[Opening Data extracts section]

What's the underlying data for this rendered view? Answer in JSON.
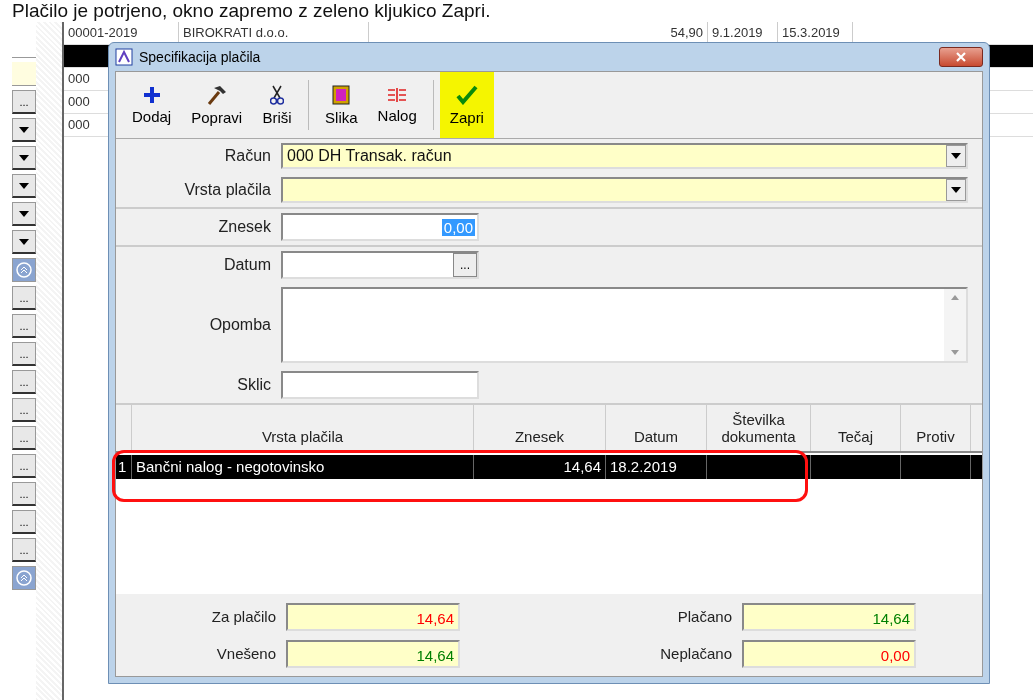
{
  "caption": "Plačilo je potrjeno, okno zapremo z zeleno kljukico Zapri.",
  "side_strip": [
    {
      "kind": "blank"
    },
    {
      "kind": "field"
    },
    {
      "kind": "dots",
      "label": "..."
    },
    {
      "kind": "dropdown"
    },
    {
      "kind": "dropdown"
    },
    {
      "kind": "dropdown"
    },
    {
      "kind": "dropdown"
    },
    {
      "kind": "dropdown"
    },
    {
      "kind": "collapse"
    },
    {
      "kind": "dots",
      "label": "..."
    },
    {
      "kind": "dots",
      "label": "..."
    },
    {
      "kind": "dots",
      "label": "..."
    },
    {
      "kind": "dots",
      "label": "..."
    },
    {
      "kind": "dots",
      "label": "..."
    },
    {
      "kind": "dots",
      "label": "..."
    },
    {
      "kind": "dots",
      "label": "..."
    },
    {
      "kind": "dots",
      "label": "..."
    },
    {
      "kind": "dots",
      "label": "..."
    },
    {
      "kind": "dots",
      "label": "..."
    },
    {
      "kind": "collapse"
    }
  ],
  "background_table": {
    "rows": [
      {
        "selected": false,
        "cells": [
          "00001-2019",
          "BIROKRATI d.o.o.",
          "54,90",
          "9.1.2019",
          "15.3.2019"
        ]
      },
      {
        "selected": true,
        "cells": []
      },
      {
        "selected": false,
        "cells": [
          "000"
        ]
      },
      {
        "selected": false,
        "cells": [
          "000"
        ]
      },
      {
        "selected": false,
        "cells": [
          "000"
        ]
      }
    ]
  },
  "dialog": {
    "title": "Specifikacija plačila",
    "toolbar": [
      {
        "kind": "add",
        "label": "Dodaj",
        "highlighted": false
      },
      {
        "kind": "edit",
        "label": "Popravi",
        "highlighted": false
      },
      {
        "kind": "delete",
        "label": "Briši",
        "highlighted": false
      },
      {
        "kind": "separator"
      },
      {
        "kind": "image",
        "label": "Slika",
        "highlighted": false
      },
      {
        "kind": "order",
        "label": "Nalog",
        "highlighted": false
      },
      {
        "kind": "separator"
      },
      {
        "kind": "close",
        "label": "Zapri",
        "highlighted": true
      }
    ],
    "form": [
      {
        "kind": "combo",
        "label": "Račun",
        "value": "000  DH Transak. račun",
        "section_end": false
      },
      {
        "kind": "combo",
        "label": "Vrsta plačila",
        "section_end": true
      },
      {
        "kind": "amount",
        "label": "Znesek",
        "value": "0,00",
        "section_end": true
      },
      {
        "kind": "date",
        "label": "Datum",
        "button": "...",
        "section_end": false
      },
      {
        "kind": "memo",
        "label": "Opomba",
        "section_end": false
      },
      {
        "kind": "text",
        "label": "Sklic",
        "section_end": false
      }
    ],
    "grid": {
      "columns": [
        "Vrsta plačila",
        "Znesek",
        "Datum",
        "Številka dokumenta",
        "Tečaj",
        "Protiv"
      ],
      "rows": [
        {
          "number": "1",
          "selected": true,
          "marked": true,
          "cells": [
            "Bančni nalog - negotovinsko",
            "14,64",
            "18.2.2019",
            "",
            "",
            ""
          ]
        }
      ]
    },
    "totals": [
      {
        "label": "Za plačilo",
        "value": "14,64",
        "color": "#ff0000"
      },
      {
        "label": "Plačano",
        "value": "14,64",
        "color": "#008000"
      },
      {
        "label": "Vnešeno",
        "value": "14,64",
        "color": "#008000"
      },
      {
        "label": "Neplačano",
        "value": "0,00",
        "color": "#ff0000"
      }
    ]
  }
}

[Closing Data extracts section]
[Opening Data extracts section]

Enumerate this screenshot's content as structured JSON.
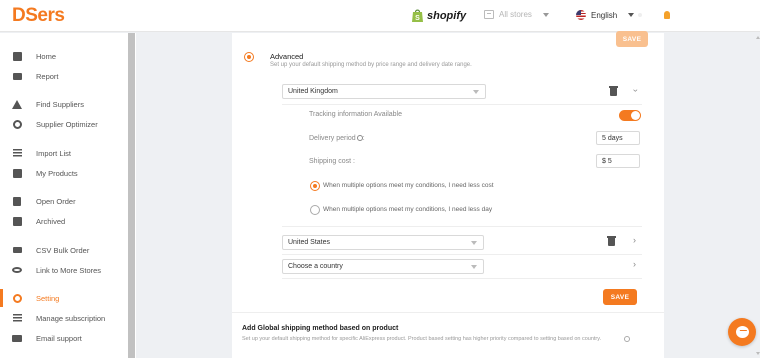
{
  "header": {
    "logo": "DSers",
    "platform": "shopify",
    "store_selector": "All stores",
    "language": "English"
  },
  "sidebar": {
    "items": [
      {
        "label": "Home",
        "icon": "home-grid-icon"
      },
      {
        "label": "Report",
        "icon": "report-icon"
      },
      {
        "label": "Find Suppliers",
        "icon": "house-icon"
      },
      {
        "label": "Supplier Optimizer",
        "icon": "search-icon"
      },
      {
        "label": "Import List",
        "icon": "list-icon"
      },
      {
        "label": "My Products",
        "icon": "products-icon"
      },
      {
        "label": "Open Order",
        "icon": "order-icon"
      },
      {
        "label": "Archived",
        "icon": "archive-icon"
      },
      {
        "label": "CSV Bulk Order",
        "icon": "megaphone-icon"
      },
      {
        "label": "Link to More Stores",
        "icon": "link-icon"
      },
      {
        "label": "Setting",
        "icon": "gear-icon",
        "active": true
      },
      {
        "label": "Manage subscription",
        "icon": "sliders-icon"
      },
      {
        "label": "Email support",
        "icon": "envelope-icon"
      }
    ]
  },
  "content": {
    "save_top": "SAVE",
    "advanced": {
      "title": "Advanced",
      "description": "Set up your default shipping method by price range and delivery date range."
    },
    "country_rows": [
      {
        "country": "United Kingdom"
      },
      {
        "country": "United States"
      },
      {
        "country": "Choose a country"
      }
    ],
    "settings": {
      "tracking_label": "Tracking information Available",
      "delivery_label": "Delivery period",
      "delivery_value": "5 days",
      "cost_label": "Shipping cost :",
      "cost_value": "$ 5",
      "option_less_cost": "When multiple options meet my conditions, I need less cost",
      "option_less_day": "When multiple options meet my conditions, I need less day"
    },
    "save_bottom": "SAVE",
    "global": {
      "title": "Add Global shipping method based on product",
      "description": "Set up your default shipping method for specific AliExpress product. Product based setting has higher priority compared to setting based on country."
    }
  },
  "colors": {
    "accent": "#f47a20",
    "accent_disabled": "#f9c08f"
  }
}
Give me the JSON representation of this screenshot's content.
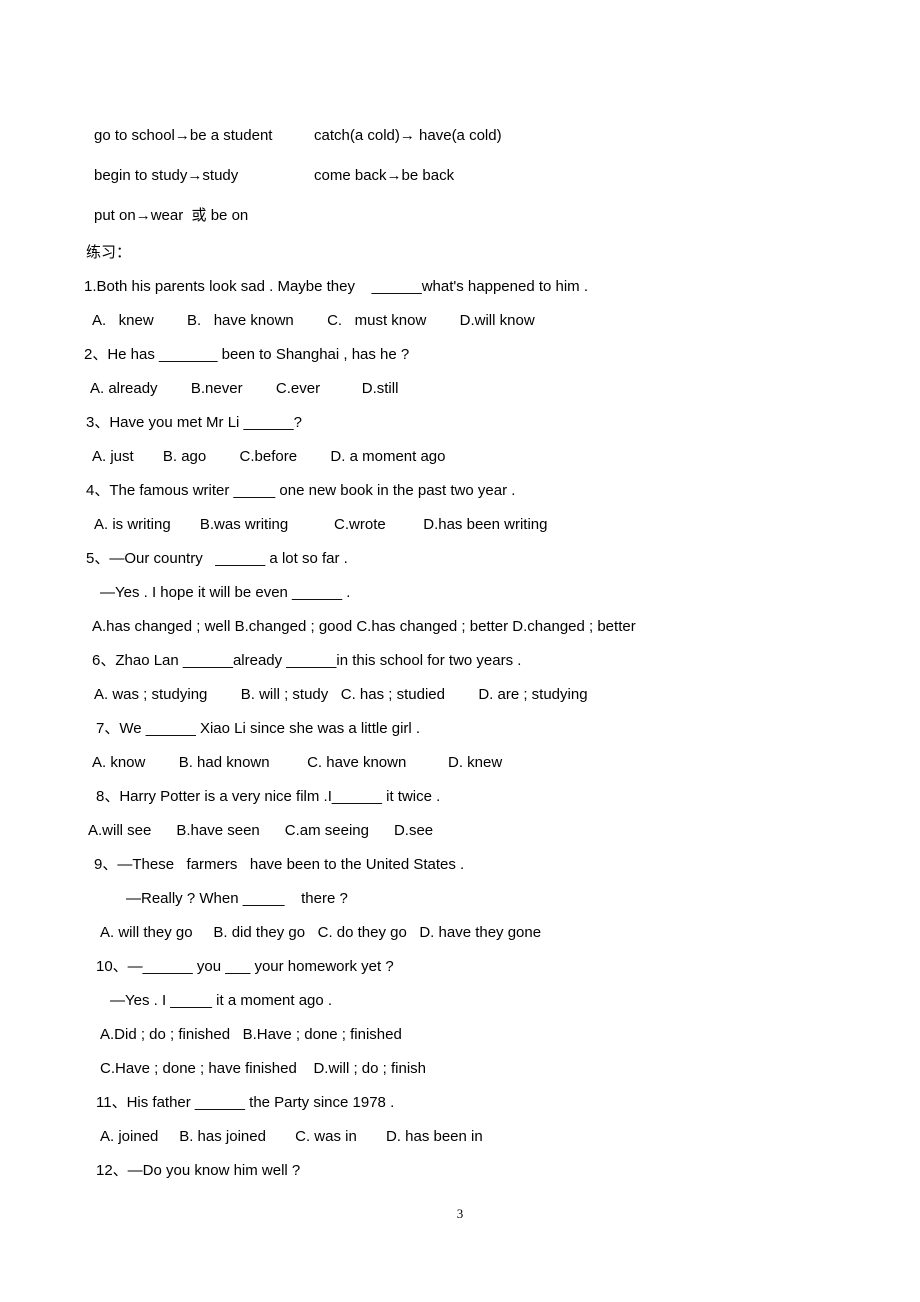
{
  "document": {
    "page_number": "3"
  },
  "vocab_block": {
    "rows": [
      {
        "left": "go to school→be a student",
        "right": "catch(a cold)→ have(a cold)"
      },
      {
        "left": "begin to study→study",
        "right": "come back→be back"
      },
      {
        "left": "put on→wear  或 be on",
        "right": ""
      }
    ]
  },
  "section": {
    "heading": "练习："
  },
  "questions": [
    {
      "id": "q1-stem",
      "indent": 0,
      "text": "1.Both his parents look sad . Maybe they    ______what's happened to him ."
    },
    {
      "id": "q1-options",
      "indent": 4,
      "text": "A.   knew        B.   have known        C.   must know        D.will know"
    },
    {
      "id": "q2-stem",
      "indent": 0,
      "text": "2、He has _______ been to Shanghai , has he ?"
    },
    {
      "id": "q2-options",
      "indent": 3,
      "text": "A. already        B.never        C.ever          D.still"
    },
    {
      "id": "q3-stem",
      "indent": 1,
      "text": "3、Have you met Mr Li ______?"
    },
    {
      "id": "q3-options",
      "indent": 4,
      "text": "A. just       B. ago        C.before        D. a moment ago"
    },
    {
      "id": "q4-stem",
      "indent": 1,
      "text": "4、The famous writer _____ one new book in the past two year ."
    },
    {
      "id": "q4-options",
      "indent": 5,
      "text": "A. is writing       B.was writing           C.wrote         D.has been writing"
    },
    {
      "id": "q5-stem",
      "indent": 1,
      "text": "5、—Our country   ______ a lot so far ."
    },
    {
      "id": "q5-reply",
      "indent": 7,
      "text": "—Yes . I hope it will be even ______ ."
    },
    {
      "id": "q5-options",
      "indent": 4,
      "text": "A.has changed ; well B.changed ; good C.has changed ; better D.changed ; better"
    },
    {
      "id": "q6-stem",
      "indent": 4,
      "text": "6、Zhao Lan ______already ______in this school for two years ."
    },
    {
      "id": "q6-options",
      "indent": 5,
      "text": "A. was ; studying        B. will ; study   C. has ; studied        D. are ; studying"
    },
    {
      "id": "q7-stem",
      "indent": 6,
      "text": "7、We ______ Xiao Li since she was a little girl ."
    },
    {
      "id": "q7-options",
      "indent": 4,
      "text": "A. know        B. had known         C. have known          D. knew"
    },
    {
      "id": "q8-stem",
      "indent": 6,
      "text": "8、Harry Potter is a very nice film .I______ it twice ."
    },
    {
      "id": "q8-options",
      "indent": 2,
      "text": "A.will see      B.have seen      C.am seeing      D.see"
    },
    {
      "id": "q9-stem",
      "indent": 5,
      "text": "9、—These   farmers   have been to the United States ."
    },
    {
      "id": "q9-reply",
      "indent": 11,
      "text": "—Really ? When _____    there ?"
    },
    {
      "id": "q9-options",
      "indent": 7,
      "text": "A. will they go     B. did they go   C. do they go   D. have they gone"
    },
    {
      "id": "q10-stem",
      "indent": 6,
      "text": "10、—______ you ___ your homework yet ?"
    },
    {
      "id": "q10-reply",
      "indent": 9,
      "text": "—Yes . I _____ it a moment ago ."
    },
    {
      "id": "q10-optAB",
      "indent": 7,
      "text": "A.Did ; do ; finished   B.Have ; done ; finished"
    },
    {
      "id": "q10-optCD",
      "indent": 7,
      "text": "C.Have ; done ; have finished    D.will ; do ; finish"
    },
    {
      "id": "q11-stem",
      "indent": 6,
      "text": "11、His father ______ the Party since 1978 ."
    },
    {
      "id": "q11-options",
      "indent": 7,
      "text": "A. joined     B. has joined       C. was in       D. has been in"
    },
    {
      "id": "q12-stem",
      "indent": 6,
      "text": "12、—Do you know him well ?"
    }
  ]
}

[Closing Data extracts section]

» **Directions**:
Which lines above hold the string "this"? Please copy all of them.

» **Answer area**:
What's the underlying data for this rendered view? Answer in JSON.
Enumerate this screenshot's content as structured JSON.
Give me the JSON representation of this screenshot's content.
      "text": "6、Zhao Lan ______already ______in this school for two years ."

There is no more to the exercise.